Dataset records
--------

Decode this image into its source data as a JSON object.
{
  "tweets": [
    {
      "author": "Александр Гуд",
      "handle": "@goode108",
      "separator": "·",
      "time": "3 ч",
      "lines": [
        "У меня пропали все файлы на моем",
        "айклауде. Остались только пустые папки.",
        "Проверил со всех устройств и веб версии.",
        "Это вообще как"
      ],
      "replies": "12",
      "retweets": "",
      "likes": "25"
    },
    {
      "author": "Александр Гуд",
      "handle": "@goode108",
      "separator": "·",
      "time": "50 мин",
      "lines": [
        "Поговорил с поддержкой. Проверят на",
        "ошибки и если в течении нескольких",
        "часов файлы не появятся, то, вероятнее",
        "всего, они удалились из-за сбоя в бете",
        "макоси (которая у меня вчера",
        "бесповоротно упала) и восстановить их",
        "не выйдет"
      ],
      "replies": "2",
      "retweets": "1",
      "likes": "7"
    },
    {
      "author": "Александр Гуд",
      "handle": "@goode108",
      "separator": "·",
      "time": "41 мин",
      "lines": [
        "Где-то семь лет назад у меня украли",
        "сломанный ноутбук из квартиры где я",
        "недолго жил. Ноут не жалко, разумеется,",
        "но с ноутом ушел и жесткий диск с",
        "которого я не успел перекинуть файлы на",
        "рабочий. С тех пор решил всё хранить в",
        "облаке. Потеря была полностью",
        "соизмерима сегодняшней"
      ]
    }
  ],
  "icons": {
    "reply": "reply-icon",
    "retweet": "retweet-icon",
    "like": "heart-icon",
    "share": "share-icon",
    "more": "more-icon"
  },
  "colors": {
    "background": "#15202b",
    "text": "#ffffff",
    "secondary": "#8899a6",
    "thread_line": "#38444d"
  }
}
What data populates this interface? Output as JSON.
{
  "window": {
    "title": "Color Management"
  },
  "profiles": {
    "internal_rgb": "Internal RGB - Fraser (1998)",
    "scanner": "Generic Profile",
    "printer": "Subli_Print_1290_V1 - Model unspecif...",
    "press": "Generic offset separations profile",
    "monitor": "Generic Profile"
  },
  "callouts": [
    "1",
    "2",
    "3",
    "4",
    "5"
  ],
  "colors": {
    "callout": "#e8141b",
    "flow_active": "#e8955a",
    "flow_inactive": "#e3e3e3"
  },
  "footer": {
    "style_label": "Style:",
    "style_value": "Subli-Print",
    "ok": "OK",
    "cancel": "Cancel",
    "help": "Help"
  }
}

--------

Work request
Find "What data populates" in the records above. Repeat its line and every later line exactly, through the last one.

Reply to the task
What data populates this interface? Output as JSON.
{
  "window": {
    "title": "Color Management"
  },
  "profiles": {
    "internal_rgb": "Internal RGB - Fraser (1998)",
    "scanner": "Generic Profile",
    "printer": "Subli_Print_1290_V1 - Model unspecif...",
    "press": "Generic offset separations profile",
    "monitor": "Generic Profile"
  },
  "callouts": [
    "1",
    "2",
    "3",
    "4",
    "5"
  ],
  "colors": {
    "callout": "#e8141b",
    "flow_active": "#e8955a",
    "flow_inactive": "#e3e3e3"
  },
  "footer": {
    "style_label": "Style:",
    "style_value": "Subli-Print",
    "ok": "OK",
    "cancel": "Cancel",
    "help": "Help"
  }
}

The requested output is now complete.